App and web page records:
● ● ● ● ● ● ●
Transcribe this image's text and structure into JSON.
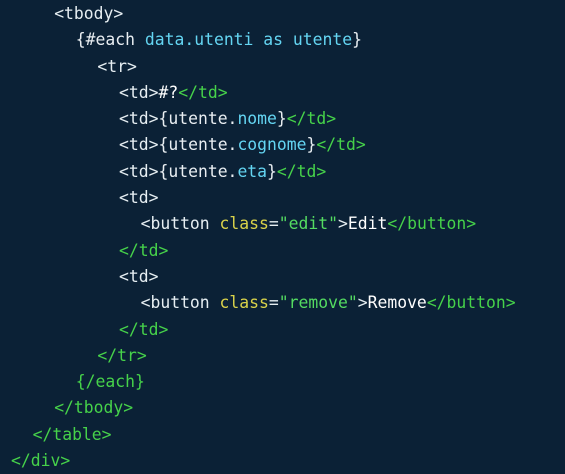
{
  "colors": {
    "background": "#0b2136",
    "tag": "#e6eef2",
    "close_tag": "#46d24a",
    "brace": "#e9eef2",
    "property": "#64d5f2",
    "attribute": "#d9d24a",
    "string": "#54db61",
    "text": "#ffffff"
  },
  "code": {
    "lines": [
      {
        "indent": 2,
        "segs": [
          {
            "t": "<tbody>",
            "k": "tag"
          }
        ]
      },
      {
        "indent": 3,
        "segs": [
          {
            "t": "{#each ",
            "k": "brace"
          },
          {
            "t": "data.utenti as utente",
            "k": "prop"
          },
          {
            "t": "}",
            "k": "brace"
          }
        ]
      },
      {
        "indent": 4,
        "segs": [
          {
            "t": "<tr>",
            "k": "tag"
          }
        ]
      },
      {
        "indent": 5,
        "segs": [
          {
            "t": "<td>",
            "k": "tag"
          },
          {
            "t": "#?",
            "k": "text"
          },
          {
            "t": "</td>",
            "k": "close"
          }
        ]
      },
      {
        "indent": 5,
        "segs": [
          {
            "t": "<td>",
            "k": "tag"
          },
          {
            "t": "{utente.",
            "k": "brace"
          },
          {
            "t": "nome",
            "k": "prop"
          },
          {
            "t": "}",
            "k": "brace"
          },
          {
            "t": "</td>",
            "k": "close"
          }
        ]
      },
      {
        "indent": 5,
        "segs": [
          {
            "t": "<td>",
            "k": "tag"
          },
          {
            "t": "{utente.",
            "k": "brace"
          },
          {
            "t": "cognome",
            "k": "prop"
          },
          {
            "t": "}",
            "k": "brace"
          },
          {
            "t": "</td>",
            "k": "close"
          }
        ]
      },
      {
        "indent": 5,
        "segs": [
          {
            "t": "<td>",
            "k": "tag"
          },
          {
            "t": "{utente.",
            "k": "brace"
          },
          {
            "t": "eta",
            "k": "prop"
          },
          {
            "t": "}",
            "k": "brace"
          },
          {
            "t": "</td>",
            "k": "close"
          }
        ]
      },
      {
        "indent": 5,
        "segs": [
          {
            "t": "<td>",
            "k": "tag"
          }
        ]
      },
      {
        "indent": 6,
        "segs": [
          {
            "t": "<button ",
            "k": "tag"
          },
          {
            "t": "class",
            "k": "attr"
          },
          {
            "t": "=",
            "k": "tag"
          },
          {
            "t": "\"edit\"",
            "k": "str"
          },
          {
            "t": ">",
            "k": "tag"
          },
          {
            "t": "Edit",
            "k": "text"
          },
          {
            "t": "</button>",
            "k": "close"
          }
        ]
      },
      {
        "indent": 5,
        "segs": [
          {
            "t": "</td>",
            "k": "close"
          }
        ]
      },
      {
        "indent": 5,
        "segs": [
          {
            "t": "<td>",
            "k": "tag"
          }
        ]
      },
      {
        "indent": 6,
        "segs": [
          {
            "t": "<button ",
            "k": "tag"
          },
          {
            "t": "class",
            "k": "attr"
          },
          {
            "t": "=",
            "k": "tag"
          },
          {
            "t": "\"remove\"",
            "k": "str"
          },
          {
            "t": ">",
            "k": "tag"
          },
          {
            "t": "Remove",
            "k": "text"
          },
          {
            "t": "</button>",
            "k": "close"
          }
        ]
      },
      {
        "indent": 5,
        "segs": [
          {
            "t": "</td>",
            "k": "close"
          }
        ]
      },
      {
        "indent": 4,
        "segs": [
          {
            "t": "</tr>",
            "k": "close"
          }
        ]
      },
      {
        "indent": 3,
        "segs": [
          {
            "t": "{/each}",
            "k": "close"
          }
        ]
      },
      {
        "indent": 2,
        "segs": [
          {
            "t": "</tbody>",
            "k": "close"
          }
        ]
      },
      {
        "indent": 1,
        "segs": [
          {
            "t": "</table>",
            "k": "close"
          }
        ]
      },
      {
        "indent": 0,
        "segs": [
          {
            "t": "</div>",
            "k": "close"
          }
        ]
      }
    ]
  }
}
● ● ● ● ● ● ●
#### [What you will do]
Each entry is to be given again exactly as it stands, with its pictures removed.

#### [Response area]
Transcribe this image's text and structure into JSON.
{
  "colors": {
    "background": "#0b2136",
    "tag": "#e6eef2",
    "close_tag": "#46d24a",
    "brace": "#e9eef2",
    "property": "#64d5f2",
    "attribute": "#d9d24a",
    "string": "#54db61",
    "text": "#ffffff"
  },
  "code": {
    "lines": [
      {
        "indent": 2,
        "segs": [
          {
            "t": "<tbody>",
            "k": "tag"
          }
        ]
      },
      {
        "indent": 3,
        "segs": [
          {
            "t": "{#each ",
            "k": "brace"
          },
          {
            "t": "data.utenti as utente",
            "k": "prop"
          },
          {
            "t": "}",
            "k": "brace"
          }
        ]
      },
      {
        "indent": 4,
        "segs": [
          {
            "t": "<tr>",
            "k": "tag"
          }
        ]
      },
      {
        "indent": 5,
        "segs": [
          {
            "t": "<td>",
            "k": "tag"
          },
          {
            "t": "#?",
            "k": "text"
          },
          {
            "t": "</td>",
            "k": "close"
          }
        ]
      },
      {
        "indent": 5,
        "segs": [
          {
            "t": "<td>",
            "k": "tag"
          },
          {
            "t": "{utente.",
            "k": "brace"
          },
          {
            "t": "nome",
            "k": "prop"
          },
          {
            "t": "}",
            "k": "brace"
          },
          {
            "t": "</td>",
            "k": "close"
          }
        ]
      },
      {
        "indent": 5,
        "segs": [
          {
            "t": "<td>",
            "k": "tag"
          },
          {
            "t": "{utente.",
            "k": "brace"
          },
          {
            "t": "cognome",
            "k": "prop"
          },
          {
            "t": "}",
            "k": "brace"
          },
          {
            "t": "</td>",
            "k": "close"
          }
        ]
      },
      {
        "indent": 5,
        "segs": [
          {
            "t": "<td>",
            "k": "tag"
          },
          {
            "t": "{utente.",
            "k": "brace"
          },
          {
            "t": "eta",
            "k": "prop"
          },
          {
            "t": "}",
            "k": "brace"
          },
          {
            "t": "</td>",
            "k": "close"
          }
        ]
      },
      {
        "indent": 5,
        "segs": [
          {
            "t": "<td>",
            "k": "tag"
          }
        ]
      },
      {
        "indent": 6,
        "segs": [
          {
            "t": "<button ",
            "k": "tag"
          },
          {
            "t": "class",
            "k": "attr"
          },
          {
            "t": "=",
            "k": "tag"
          },
          {
            "t": "\"edit\"",
            "k": "str"
          },
          {
            "t": ">",
            "k": "tag"
          },
          {
            "t": "Edit",
            "k": "text"
          },
          {
            "t": "</button>",
            "k": "close"
          }
        ]
      },
      {
        "indent": 5,
        "segs": [
          {
            "t": "</td>",
            "k": "close"
          }
        ]
      },
      {
        "indent": 5,
        "segs": [
          {
            "t": "<td>",
            "k": "tag"
          }
        ]
      },
      {
        "indent": 6,
        "segs": [
          {
            "t": "<button ",
            "k": "tag"
          },
          {
            "t": "class",
            "k": "attr"
          },
          {
            "t": "=",
            "k": "tag"
          },
          {
            "t": "\"remove\"",
            "k": "str"
          },
          {
            "t": ">",
            "k": "tag"
          },
          {
            "t": "Remove",
            "k": "text"
          },
          {
            "t": "</button>",
            "k": "close"
          }
        ]
      },
      {
        "indent": 5,
        "segs": [
          {
            "t": "</td>",
            "k": "close"
          }
        ]
      },
      {
        "indent": 4,
        "segs": [
          {
            "t": "</tr>",
            "k": "close"
          }
        ]
      },
      {
        "indent": 3,
        "segs": [
          {
            "t": "{/each}",
            "k": "close"
          }
        ]
      },
      {
        "indent": 2,
        "segs": [
          {
            "t": "</tbody>",
            "k": "close"
          }
        ]
      },
      {
        "indent": 1,
        "segs": [
          {
            "t": "</table>",
            "k": "close"
          }
        ]
      },
      {
        "indent": 0,
        "segs": [
          {
            "t": "</div>",
            "k": "close"
          }
        ]
      }
    ]
  }
}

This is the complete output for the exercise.